**DATASET EXCERPTS**
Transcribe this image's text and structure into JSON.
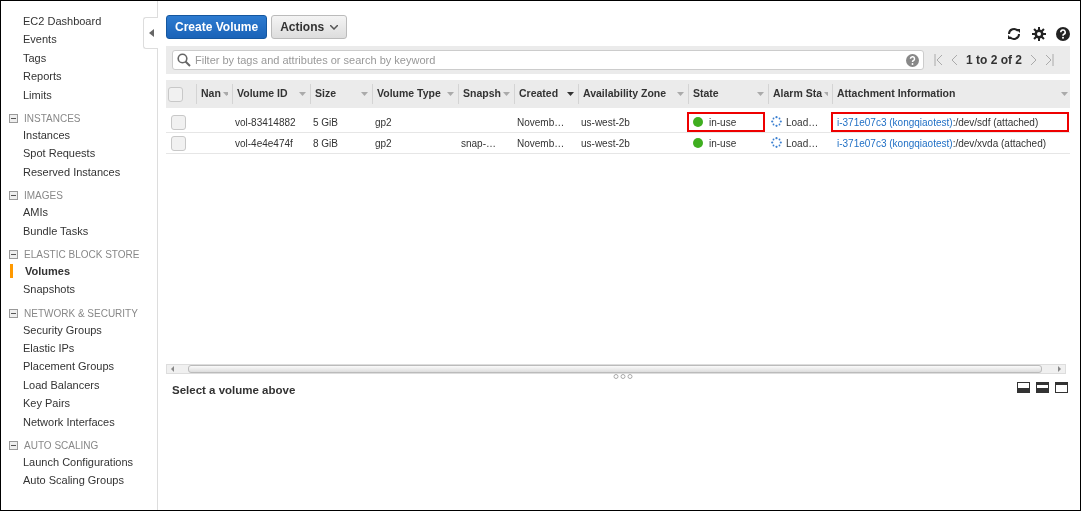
{
  "sidebar": {
    "items": [
      {
        "kind": "link",
        "label": "EC2 Dashboard",
        "selected": false
      },
      {
        "kind": "link",
        "label": "Events",
        "selected": false
      },
      {
        "kind": "link",
        "label": "Tags",
        "selected": false
      },
      {
        "kind": "link",
        "label": "Reports",
        "selected": false
      },
      {
        "kind": "link",
        "label": "Limits",
        "selected": false
      },
      {
        "kind": "section",
        "label": "INSTANCES",
        "expanded": true
      },
      {
        "kind": "link",
        "label": "Instances",
        "selected": false
      },
      {
        "kind": "link",
        "label": "Spot Requests",
        "selected": false
      },
      {
        "kind": "link",
        "label": "Reserved Instances",
        "selected": false
      },
      {
        "kind": "section",
        "label": "IMAGES",
        "expanded": true
      },
      {
        "kind": "link",
        "label": "AMIs",
        "selected": false
      },
      {
        "kind": "link",
        "label": "Bundle Tasks",
        "selected": false
      },
      {
        "kind": "section",
        "label": "ELASTIC BLOCK STORE",
        "expanded": true
      },
      {
        "kind": "link",
        "label": "Volumes",
        "selected": true
      },
      {
        "kind": "link",
        "label": "Snapshots",
        "selected": false
      },
      {
        "kind": "section",
        "label": "NETWORK & SECURITY",
        "expanded": true
      },
      {
        "kind": "link",
        "label": "Security Groups",
        "selected": false
      },
      {
        "kind": "link",
        "label": "Elastic IPs",
        "selected": false
      },
      {
        "kind": "link",
        "label": "Placement Groups",
        "selected": false
      },
      {
        "kind": "link",
        "label": "Load Balancers",
        "selected": false
      },
      {
        "kind": "link",
        "label": "Key Pairs",
        "selected": false
      },
      {
        "kind": "link",
        "label": "Network Interfaces",
        "selected": false
      },
      {
        "kind": "section",
        "label": "AUTO SCALING",
        "expanded": true
      },
      {
        "kind": "link",
        "label": "Launch Configurations",
        "selected": false
      },
      {
        "kind": "link",
        "label": "Auto Scaling Groups",
        "selected": false
      }
    ]
  },
  "toolbar": {
    "primary_button": "Create Volume",
    "actions_button": "Actions"
  },
  "filter": {
    "placeholder": "Filter by tags and attributes or search by keyword"
  },
  "pagination": {
    "text": "1 to 2 of 2"
  },
  "table": {
    "select_all": {
      "checked": false
    },
    "columns": [
      {
        "label": "Nan",
        "sorted": false
      },
      {
        "label": "Volume ID",
        "sorted": false
      },
      {
        "label": "Size",
        "sorted": false
      },
      {
        "label": "Volume Type",
        "sorted": false
      },
      {
        "label": "Snapsh",
        "sorted": false
      },
      {
        "label": "Created",
        "sorted": true
      },
      {
        "label": "Availability Zone",
        "sorted": false
      },
      {
        "label": "State",
        "sorted": false
      },
      {
        "label": "Alarm Sta",
        "sorted": false
      },
      {
        "label": "Attachment Information",
        "sorted": false
      }
    ],
    "rows": [
      {
        "checked": false,
        "volume_id": "vol-83414882",
        "size": "5 GiB",
        "volume_type": "gp2",
        "created": "Novemb…",
        "zone": "us-west-2b",
        "state": "in-use",
        "state_highlighted": true,
        "alarm": "Load…",
        "attachment_link": "i-371e07c3 (kongqiaotest)",
        "attachment_rest": ":/dev/sdf (attached)",
        "attachment_highlighted": true
      },
      {
        "checked": false,
        "volume_id": "vol-4e4e474f",
        "size": "8 GiB",
        "volume_type": "gp2",
        "snapshot": "snap-…",
        "created": "Novemb…",
        "zone": "us-west-2b",
        "state": "in-use",
        "state_highlighted": false,
        "alarm": "Load…",
        "attachment_link": "i-371e07c3 (kongqiaotest)",
        "attachment_rest": ":/dev/xvda (attached)",
        "attachment_highlighted": false
      }
    ]
  },
  "details": {
    "message": "Select a volume above"
  }
}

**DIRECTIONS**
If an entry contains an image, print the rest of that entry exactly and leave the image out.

**SOLUTION**
Transcribe this image's text and structure into JSON.
{
  "sidebar": {
    "items": [
      {
        "kind": "link",
        "label": "EC2 Dashboard",
        "selected": false
      },
      {
        "kind": "link",
        "label": "Events",
        "selected": false
      },
      {
        "kind": "link",
        "label": "Tags",
        "selected": false
      },
      {
        "kind": "link",
        "label": "Reports",
        "selected": false
      },
      {
        "kind": "link",
        "label": "Limits",
        "selected": false
      },
      {
        "kind": "section",
        "label": "INSTANCES",
        "expanded": true
      },
      {
        "kind": "link",
        "label": "Instances",
        "selected": false
      },
      {
        "kind": "link",
        "label": "Spot Requests",
        "selected": false
      },
      {
        "kind": "link",
        "label": "Reserved Instances",
        "selected": false
      },
      {
        "kind": "section",
        "label": "IMAGES",
        "expanded": true
      },
      {
        "kind": "link",
        "label": "AMIs",
        "selected": false
      },
      {
        "kind": "link",
        "label": "Bundle Tasks",
        "selected": false
      },
      {
        "kind": "section",
        "label": "ELASTIC BLOCK STORE",
        "expanded": true
      },
      {
        "kind": "link",
        "label": "Volumes",
        "selected": true
      },
      {
        "kind": "link",
        "label": "Snapshots",
        "selected": false
      },
      {
        "kind": "section",
        "label": "NETWORK & SECURITY",
        "expanded": true
      },
      {
        "kind": "link",
        "label": "Security Groups",
        "selected": false
      },
      {
        "kind": "link",
        "label": "Elastic IPs",
        "selected": false
      },
      {
        "kind": "link",
        "label": "Placement Groups",
        "selected": false
      },
      {
        "kind": "link",
        "label": "Load Balancers",
        "selected": false
      },
      {
        "kind": "link",
        "label": "Key Pairs",
        "selected": false
      },
      {
        "kind": "link",
        "label": "Network Interfaces",
        "selected": false
      },
      {
        "kind": "section",
        "label": "AUTO SCALING",
        "expanded": true
      },
      {
        "kind": "link",
        "label": "Launch Configurations",
        "selected": false
      },
      {
        "kind": "link",
        "label": "Auto Scaling Groups",
        "selected": false
      }
    ]
  },
  "toolbar": {
    "primary_button": "Create Volume",
    "actions_button": "Actions"
  },
  "filter": {
    "placeholder": "Filter by tags and attributes or search by keyword"
  },
  "pagination": {
    "text": "1 to 2 of 2"
  },
  "table": {
    "select_all": {
      "checked": false
    },
    "columns": [
      {
        "label": "Nan",
        "sorted": false
      },
      {
        "label": "Volume ID",
        "sorted": false
      },
      {
        "label": "Size",
        "sorted": false
      },
      {
        "label": "Volume Type",
        "sorted": false
      },
      {
        "label": "Snapsh",
        "sorted": false
      },
      {
        "label": "Created",
        "sorted": true
      },
      {
        "label": "Availability Zone",
        "sorted": false
      },
      {
        "label": "State",
        "sorted": false
      },
      {
        "label": "Alarm Sta",
        "sorted": false
      },
      {
        "label": "Attachment Information",
        "sorted": false
      }
    ],
    "rows": [
      {
        "checked": false,
        "volume_id": "vol-83414882",
        "size": "5 GiB",
        "volume_type": "gp2",
        "created": "Novemb…",
        "zone": "us-west-2b",
        "state": "in-use",
        "state_highlighted": true,
        "alarm": "Load…",
        "attachment_link": "i-371e07c3 (kongqiaotest)",
        "attachment_rest": ":/dev/sdf (attached)",
        "attachment_highlighted": true
      },
      {
        "checked": false,
        "volume_id": "vol-4e4e474f",
        "size": "8 GiB",
        "volume_type": "gp2",
        "snapshot": "snap-…",
        "created": "Novemb…",
        "zone": "us-west-2b",
        "state": "in-use",
        "state_highlighted": false,
        "alarm": "Load…",
        "attachment_link": "i-371e07c3 (kongqiaotest)",
        "attachment_rest": ":/dev/xvda (attached)",
        "attachment_highlighted": false
      }
    ]
  },
  "details": {
    "message": "Select a volume above"
  }
}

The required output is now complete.